WHAT IS NEEDED: The lines to extract begin at the one containing "Decode this image" and run to the end of the listing; set them down exactly and alone.

SOURCE DATA:
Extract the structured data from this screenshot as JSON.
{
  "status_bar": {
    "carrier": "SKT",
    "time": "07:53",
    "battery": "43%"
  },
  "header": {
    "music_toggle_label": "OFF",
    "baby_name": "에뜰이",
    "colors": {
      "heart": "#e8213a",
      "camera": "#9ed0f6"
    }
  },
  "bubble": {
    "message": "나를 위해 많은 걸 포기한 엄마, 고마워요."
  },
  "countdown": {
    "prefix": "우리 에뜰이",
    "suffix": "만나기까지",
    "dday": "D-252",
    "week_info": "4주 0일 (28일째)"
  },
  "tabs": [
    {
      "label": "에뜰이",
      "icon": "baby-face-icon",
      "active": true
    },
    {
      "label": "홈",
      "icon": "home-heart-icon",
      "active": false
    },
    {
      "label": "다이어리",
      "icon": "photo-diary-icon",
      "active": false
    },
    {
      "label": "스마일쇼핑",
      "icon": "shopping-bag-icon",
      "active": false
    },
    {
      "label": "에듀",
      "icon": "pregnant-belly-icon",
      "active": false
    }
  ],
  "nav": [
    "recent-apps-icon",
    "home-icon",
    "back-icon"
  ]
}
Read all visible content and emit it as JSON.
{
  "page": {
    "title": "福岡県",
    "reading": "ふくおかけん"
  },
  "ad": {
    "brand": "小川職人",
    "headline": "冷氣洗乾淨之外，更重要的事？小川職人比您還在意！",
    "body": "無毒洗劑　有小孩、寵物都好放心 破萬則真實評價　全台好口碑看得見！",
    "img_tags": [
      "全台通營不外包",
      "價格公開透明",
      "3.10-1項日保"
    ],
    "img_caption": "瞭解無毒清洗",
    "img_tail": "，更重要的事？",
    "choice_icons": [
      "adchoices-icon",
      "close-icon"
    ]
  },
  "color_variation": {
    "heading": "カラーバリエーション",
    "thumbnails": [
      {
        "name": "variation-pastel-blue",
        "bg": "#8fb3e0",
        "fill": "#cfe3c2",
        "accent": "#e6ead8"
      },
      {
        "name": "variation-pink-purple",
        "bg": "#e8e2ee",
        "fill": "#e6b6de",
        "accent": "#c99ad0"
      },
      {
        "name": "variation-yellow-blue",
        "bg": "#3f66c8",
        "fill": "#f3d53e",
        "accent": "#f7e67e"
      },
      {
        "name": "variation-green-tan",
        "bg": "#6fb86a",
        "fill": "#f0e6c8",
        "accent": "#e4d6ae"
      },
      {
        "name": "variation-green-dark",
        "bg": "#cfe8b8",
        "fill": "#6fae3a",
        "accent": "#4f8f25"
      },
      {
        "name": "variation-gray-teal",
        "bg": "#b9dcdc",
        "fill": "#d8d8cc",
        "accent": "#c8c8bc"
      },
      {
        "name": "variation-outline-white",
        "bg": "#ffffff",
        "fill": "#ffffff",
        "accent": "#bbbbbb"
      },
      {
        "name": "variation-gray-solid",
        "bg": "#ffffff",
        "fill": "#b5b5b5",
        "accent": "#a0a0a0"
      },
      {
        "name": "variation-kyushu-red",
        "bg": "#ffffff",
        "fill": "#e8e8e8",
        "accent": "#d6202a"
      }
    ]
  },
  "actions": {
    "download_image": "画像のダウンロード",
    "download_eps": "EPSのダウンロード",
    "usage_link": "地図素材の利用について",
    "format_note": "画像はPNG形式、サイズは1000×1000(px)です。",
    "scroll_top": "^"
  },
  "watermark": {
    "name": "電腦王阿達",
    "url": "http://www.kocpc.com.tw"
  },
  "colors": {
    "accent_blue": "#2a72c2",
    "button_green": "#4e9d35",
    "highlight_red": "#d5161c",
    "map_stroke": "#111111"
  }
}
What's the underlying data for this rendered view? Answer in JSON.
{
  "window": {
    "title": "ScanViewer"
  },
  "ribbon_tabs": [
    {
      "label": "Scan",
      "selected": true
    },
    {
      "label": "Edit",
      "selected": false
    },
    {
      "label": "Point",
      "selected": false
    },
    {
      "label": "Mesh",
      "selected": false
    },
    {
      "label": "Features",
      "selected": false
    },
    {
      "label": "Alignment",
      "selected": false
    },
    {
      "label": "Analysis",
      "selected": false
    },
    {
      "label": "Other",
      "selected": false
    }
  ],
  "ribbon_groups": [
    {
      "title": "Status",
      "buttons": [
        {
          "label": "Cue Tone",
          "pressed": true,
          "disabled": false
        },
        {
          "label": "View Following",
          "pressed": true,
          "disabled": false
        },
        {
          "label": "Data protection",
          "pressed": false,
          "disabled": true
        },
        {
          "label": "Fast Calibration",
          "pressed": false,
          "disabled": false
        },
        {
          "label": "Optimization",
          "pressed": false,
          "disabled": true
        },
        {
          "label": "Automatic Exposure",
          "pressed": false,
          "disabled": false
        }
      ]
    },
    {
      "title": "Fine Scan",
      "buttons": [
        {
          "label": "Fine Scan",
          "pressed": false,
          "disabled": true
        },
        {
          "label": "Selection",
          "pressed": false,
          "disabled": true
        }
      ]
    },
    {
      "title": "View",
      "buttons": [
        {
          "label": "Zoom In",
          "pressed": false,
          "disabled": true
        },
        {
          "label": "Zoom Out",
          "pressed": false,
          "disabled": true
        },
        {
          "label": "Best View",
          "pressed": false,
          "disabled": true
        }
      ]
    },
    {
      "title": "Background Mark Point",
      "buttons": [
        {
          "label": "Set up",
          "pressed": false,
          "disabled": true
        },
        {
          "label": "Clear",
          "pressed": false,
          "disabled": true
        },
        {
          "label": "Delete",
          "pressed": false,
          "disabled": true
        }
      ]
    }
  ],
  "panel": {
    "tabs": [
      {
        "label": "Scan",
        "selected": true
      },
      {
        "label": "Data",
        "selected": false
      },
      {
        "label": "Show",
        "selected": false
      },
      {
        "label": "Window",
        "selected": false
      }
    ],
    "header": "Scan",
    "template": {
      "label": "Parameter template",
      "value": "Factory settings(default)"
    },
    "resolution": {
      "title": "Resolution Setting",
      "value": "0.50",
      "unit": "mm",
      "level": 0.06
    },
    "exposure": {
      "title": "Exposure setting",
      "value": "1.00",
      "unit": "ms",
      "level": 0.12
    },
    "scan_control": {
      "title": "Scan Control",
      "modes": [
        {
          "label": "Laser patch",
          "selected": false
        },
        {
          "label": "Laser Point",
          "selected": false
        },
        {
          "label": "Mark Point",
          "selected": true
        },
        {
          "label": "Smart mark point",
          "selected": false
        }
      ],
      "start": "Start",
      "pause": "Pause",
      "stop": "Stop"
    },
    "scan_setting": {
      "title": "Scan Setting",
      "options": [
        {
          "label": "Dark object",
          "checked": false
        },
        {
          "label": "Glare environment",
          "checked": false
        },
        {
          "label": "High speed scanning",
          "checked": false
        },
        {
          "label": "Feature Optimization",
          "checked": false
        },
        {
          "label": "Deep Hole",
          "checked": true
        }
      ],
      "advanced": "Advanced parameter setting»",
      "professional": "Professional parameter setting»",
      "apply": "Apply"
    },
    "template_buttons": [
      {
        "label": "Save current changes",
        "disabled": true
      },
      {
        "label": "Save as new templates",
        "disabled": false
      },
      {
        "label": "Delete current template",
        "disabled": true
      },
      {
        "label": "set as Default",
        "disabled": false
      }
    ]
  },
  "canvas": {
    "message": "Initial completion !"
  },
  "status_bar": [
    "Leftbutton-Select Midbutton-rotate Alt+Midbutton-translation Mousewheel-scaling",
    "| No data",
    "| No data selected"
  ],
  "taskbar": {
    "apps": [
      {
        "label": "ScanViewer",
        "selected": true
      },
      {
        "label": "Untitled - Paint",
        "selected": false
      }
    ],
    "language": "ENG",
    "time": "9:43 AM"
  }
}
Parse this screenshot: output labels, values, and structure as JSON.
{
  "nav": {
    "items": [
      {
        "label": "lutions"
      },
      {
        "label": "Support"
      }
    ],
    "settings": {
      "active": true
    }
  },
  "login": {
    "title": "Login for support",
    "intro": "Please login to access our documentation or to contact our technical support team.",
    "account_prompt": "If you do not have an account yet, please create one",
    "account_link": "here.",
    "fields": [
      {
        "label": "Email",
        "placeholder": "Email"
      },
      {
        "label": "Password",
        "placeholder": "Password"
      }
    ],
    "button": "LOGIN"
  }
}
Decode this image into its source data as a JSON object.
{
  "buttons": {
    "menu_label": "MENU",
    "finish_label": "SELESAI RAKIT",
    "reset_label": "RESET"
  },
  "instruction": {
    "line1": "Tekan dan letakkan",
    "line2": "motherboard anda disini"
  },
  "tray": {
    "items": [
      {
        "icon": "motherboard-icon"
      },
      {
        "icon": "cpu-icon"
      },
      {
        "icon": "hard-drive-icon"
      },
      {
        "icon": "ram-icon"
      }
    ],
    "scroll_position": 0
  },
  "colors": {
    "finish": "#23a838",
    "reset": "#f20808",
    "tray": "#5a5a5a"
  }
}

ANSWER SECTION:
Decode this image into its source data as a JSON object.
{
  "buttons": {
    "menu_label": "MENU",
    "finish_label": "SELESAI RAKIT",
    "reset_label": "RESET"
  },
  "instruction": {
    "line1": "Tekan dan letakkan",
    "line2": "motherboard anda disini"
  },
  "tray": {
    "items": [
      {
        "icon": "motherboard-icon"
      },
      {
        "icon": "cpu-icon"
      },
      {
        "icon": "hard-drive-icon"
      },
      {
        "icon": "ram-icon"
      }
    ],
    "scroll_position": 0
  },
  "colors": {
    "finish": "#23a838",
    "reset": "#f20808",
    "tray": "#5a5a5a"
  }
}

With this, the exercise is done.